I wholeheartedly agree that having discussions regarding sex at this age is important, especially since our children are growing up in a world where sexual messages are commonplace and vary widely in their content and values. The best way to do this is to keep an open dialogue and look for regular teaching opportunities. Sex education should not be looked at as a one-time event. Usually children first approach their parents with sex/body questions (i.e. Where do babies come from? Why do I have a penis? What is that for?, etc.). How we respond to these innocent questions will greatly influence whether or not they come back to us or go elsewhere for further information. It is OK when taken aback or legitimately stumped to say things like “let me get back with you on that,” “I don’t know, but I’ll find out for you,” “that’s a great question – give me some time to think about how I want to explain that to you,” etc. But make sure you do get back to your child and give an open and truthful answer ASAP (ideally the same day). This is how you will gain credibility and trust with your child. It is also a great strategy to first ask a child, “well, what do you think the answer to that is?” This tactic will give you a better idea of where the child is coming from, how they formulated the question to begin with and where they are at developmentally as far as being able to understand the complexity the answer may involve. It is not beneficial to cop out and say, “I’ll tell you that when you’re older.” Any sexual question can be addressed in an age-appropriate way. And if they’re asking, they’re old enough for some response.
As far as how to talk about masturbation in particular, it is important to let our adolescents know at least the following concepts (please incorporate the following into your own personal parenting style and change as you see fit):
- Having sexual urges are normal.
- Sexuality is part of the plan of happiness.
- One of the main reasons why we are here on earth is to create a family. Sexuality is very much a part of this process.
- It is normal for our genital areas to feel good when touched.
- Because of this, people sometimes self-stimulate or masturbate. This means touching your genitals in a way that feels sexually good. You can do this to the point that you reach a climax, or orgasm. An orgasm feels very good and offers a physical release. There is nothing weird, wrong or bad that your body is able to do this. It is a natural body process.
- At the same time it is important to understand what the purpose of our sexuality is: to be able to have children and to have a deep emotional bond with our husband or wife. We are expected at times in our lives to put aside our own personal wants and desires for a bigger and better reward. It is not because God does not want us to be happy or sexually satisfied. In fact, it is exactly because God DOES want those things for us. This is why the church has guidelines for the youth and for single adults to not masturbate. However, masturbation is not anywhere as serious of a sin as premarital sex and it is not something we want you feeling overly guilty about. Many kids your age masturbate – it is not considered abnormal. We just aim for a higher expectation on things of a sexual nature as part of our religious commitment.
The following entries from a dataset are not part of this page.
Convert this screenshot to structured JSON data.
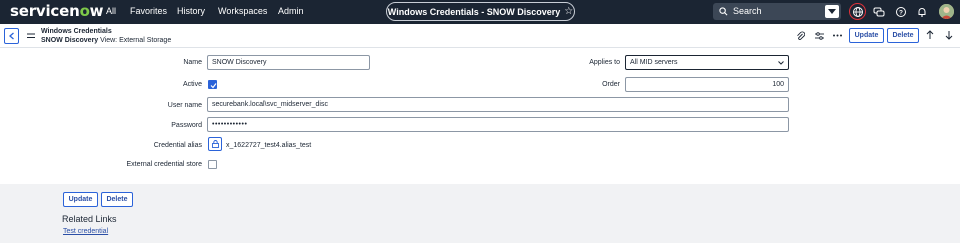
{
  "topnav": {
    "logo": "servicenow",
    "links": [
      "All",
      "Favorites",
      "History",
      "Workspaces",
      "Admin"
    ],
    "context_title": "Windows Credentials - SNOW Discovery",
    "search_placeholder": "Search"
  },
  "header": {
    "title": "Windows Credentials",
    "record": "SNOW Discovery",
    "view": "View: External Storage",
    "update_label": "Update",
    "delete_label": "Delete"
  },
  "form": {
    "name_label": "Name",
    "name_value": "SNOW Discovery",
    "active_label": "Active",
    "active_checked": true,
    "username_label": "User name",
    "username_value": "securebank.local\\svc_midserver_disc",
    "password_label": "Password",
    "password_value": "••••••••••••",
    "alias_label": "Credential alias",
    "alias_value": "x_1622727_test4.alias_test",
    "external_label": "External credential store",
    "external_checked": false,
    "applies_label": "Applies to",
    "applies_value": "All MID servers",
    "order_label": "Order",
    "order_value": "100"
  },
  "footer": {
    "update_label": "Update",
    "delete_label": "Delete",
    "related_title": "Related Links",
    "test_link": "Test credential"
  },
  "colors": {
    "nav_bg": "#1b2533",
    "accent": "#2b63d9",
    "logo_green": "#7ec94a",
    "highlight_ring": "#e0323a"
  }
}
- At the right time, with the right person – the fact that your genitals feel good when touched should bring much pleasure and happiness. This is what I want for you as your parent and this is what God wants for all of us.
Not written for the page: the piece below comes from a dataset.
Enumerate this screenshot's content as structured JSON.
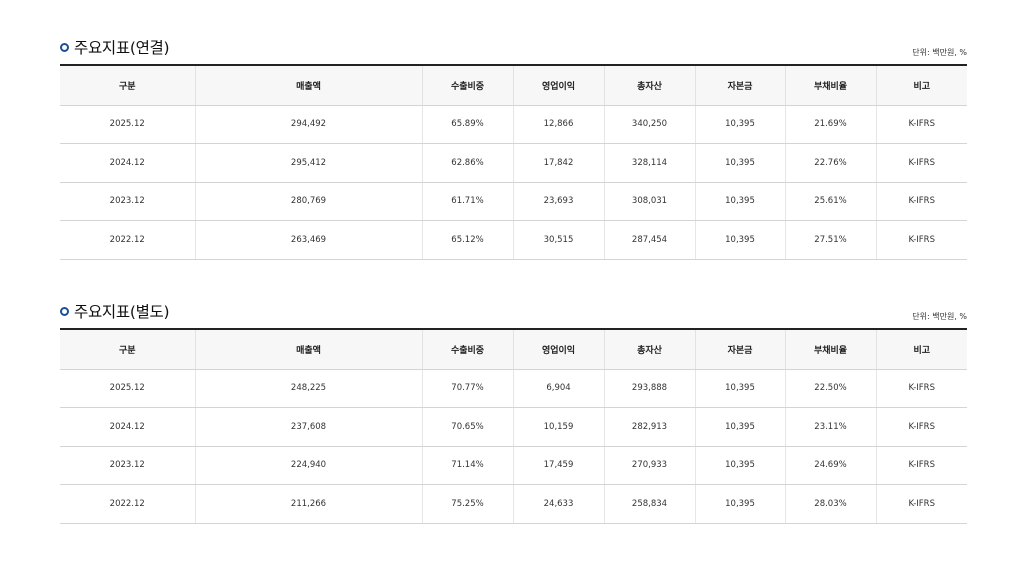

- It is important to know that we all make mistakes in life and that is why we have the wonderful gift of the atonement. I know it can be embarrassing to talk about these kinds of things with your parents but we are willing to listen or give advice on any concerns you may have about this issue. I want you to feel good and confident about your body.
It is refreshing to see you taking this precious role as sexual educator of your child seriously and with the righteous desire of doing it in a loving and respectful way.
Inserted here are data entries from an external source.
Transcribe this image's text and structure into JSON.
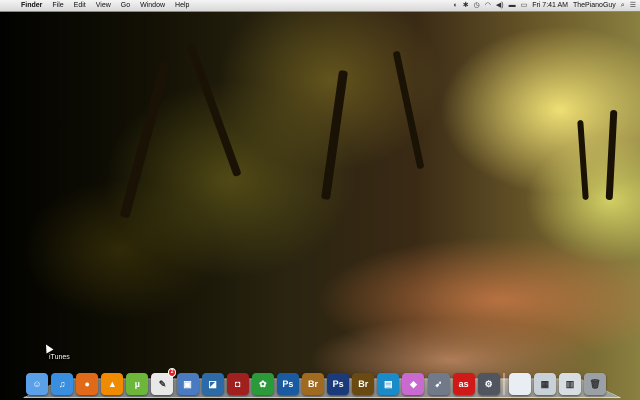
{
  "menubar": {
    "apple": "",
    "app_name": "Finder",
    "menus": [
      "File",
      "Edit",
      "View",
      "Go",
      "Window",
      "Help"
    ],
    "status": {
      "clock": "Fri 7:41 AM",
      "user": "ThePianoGuy"
    }
  },
  "desktop": {
    "hover_label": "iTunes"
  },
  "dock": {
    "icons": [
      {
        "name": "finder",
        "color": "#5aa0e8",
        "glyph": "☺"
      },
      {
        "name": "itunes",
        "color": "#3a8ee0",
        "glyph": "♫"
      },
      {
        "name": "firefox",
        "color": "#e06a1a",
        "glyph": "●"
      },
      {
        "name": "vlc",
        "color": "#f08a00",
        "glyph": "▲"
      },
      {
        "name": "utorrent",
        "color": "#6cb63a",
        "glyph": "µ"
      },
      {
        "name": "textedit",
        "color": "#e8e8e8",
        "glyph": "✎"
      },
      {
        "name": "preview",
        "color": "#4a7ac0",
        "glyph": "▣"
      },
      {
        "name": "iphoto",
        "color": "#2c6aa8",
        "glyph": "◪"
      },
      {
        "name": "photo-booth",
        "color": "#a02020",
        "glyph": "◘"
      },
      {
        "name": "app-green",
        "color": "#2a9a3a",
        "glyph": "✿"
      },
      {
        "name": "photoshop",
        "color": "#1a5aa0",
        "glyph": "Ps"
      },
      {
        "name": "bridge",
        "color": "#a06a20",
        "glyph": "Br"
      },
      {
        "name": "photoshop-2",
        "color": "#1a3a7a",
        "glyph": "Ps"
      },
      {
        "name": "bridge-2",
        "color": "#6a4a10",
        "glyph": "Br"
      },
      {
        "name": "app-blue",
        "color": "#1a8ac8",
        "glyph": "▤"
      },
      {
        "name": "app-colorful",
        "color": "#c86ad0",
        "glyph": "◆"
      },
      {
        "name": "rocket",
        "color": "#707a88",
        "glyph": "➹"
      },
      {
        "name": "lastfm",
        "color": "#d01a1a",
        "glyph": "as"
      },
      {
        "name": "app-gray",
        "color": "#505560",
        "glyph": "⚙"
      },
      {
        "name": "folder",
        "color": "#e8eef4",
        "glyph": ""
      },
      {
        "name": "downloads",
        "color": "#c8d0d8",
        "glyph": "▦"
      },
      {
        "name": "documents",
        "color": "#d8dde2",
        "glyph": "▥"
      },
      {
        "name": "trash",
        "color": "#9aa0a6",
        "glyph": "🗑"
      }
    ],
    "badge": "2"
  }
}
A good article:
What advice do you have regarding when and what to teach your children re sexual education?
Where do you agree or disagree with the advice I have given?
What is your personal position on masturbation when it comes to teaching your children?
How do you feel about the For the Strength of Youth guidelines directing the youth to abstain from masturbation?
What were your own experiences around being taught about masturbation?
Natasha Helfer Parker is a Licensed Clinical Marriage and Family Therapist and a member of the Church with 13 years of experience working with LDS members. Here she shares with us representative cases from her practice and insights she has gained from her work as a therapist. She blogs at mormontherapist.blogspot.com.